Although there are exceptions, after about five or so years something has happened that will cause a casino to replace a machine. It might be a software or hardware upgrade that the old machine does not support or it might be that the machine just looks old.


Question: Whatever happened to the Battleship slot machines?

Answer: See my comments about game theme in the prior answer. I used to spend hours playing WMS' Classic Star Trek games. Apparently I was the only one playing them, because they're impossible to find now.


Question: Are there any slot machines that pay real coins instead of paper slips?

Answer: Ticketing is the most quickly adopted slot innovation in history — faster than credit play, faster than bill acceptors. Coins and tokens added no value to the slot-playing experience for most players, but they did add a significant expense to the casino. Without TITO (ticket in-ticket out), furthermore, we wouldn't have penny slot machines.

Sam's Town in Las Vegas has a few video poker machines that still use coins. There are also some casinos downtown that have coin machines.

If you really miss getting your hands covered with coin grime and carrying around a supply of wet-naps, google "slots real coins" and your state to see if any casinos still have coin machines in your area.


John Robison

John Robison is an expert on slot machines and how to play them. John is a slot and video poker columnist and has written for many of gaming’s leading publications. He holds a master's degree in computer science from the prestigious Stevens Institute of Technology.

You may hear John give his slot and video poker tips live on The Good Times Show, hosted by Rudi Schiffer and Mike Schiffer, which is broadcast from Memphis on KXIQ 1180AM Friday afternoon from from 2PM to 5PM Central Time. John is on the show from 4:30 to 5. You can listen to archives of the show on the web anytime.

Books by John Robison:

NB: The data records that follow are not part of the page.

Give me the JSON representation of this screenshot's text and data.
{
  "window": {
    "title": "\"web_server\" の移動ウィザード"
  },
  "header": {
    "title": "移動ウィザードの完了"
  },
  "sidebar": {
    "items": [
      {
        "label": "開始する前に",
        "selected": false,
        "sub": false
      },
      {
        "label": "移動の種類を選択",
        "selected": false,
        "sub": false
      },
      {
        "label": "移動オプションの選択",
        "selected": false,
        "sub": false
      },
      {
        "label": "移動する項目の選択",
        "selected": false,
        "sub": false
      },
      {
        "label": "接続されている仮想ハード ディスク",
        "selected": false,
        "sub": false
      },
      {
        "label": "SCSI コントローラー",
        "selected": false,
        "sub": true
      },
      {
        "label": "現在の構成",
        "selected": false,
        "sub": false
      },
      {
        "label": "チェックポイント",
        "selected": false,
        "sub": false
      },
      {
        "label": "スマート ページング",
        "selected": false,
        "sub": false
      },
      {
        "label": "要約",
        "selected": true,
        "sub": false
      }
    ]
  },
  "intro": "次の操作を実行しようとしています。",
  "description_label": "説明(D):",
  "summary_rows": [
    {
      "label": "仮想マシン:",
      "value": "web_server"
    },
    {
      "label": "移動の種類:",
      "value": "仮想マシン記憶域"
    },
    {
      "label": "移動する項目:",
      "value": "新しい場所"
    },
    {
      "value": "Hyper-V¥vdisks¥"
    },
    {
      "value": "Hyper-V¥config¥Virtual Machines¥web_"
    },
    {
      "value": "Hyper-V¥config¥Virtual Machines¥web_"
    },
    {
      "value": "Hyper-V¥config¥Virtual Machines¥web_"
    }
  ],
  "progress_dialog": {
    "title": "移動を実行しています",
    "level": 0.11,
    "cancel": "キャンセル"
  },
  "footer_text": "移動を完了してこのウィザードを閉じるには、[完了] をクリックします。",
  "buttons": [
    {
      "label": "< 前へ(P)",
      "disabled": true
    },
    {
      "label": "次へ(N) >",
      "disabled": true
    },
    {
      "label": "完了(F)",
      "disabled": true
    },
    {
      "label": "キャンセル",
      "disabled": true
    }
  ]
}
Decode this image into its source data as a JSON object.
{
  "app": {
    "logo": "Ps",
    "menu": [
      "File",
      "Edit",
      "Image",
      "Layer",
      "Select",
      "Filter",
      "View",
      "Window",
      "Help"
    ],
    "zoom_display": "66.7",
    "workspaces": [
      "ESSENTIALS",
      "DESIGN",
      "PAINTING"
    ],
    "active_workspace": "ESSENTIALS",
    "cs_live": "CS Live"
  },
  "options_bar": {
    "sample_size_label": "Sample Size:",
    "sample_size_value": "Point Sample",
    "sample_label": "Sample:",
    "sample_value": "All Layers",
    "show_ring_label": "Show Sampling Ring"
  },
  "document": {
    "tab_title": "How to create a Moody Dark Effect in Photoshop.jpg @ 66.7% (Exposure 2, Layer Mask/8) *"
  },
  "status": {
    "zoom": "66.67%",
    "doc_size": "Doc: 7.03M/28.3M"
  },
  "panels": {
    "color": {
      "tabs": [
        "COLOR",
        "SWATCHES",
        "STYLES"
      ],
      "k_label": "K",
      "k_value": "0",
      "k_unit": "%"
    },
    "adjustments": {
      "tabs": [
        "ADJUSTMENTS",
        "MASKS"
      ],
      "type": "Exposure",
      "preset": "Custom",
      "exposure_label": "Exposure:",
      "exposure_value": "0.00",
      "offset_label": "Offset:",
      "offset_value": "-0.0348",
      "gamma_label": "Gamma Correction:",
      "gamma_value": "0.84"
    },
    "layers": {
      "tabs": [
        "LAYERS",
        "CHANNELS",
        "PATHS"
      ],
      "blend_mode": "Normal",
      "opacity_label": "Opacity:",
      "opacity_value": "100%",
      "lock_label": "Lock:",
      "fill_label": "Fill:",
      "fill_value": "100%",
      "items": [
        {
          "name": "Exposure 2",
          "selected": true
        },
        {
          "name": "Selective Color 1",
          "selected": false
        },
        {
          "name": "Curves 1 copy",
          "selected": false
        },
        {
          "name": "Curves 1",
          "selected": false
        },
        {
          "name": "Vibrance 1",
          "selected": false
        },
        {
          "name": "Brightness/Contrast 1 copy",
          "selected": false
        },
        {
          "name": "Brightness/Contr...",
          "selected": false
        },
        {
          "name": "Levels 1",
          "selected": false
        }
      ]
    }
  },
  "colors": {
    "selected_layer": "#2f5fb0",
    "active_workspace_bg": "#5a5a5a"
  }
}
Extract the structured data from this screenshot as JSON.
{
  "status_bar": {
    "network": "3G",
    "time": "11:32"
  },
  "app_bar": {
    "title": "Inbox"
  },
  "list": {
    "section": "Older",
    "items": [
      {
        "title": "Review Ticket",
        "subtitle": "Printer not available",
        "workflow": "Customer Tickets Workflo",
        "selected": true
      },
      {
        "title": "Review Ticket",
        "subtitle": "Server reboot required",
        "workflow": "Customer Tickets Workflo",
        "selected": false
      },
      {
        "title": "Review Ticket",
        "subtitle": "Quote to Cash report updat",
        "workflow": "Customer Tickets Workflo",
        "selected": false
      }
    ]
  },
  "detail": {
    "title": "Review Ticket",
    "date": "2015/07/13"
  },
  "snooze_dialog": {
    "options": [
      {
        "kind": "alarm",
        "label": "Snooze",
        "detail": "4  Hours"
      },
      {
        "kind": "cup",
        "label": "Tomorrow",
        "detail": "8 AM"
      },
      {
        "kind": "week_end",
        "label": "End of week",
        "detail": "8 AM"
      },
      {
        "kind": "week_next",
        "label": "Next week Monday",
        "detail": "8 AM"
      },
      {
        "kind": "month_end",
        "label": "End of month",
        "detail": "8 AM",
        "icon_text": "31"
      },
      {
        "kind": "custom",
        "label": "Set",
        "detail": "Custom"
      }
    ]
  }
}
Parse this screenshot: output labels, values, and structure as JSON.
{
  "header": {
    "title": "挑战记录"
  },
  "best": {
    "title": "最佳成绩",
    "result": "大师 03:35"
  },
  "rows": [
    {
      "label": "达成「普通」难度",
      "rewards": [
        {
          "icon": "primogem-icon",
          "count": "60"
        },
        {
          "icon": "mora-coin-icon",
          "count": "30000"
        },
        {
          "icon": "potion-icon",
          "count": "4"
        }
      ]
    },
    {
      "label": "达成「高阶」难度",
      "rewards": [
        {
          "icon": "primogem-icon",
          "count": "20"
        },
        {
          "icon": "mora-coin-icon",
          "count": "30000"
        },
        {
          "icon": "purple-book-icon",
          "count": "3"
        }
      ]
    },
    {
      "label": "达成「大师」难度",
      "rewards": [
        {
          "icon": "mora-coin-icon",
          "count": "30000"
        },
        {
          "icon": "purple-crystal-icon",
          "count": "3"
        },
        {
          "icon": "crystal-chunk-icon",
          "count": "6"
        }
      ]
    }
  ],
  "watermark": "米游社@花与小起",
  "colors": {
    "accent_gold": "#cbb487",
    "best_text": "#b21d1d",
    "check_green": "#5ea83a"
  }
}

The Slot Expert's Guide to Playing Slots
John Robison
John Robison is an expert on slot machines and how to play them. John is a slot and video poker columnist and has written for many of gaming’s leading publications. He holds a master's degree in computer science from the prestigious Stevens Institute of Technology.

You may hear John give his slot and video poker tips live on The Good Times Show, hosted by Rudi Schiffer and Mike Schiffer, which is broadcast from Memphis on KXIQ 1180AM Friday afternoon from from 2PM to 5PM Central Time. John is on the show from 4:30 to 5. You can listen to archives of the show on the web anytime.

Books by John Robison:

The Slot Expert's Guide to Playing Slots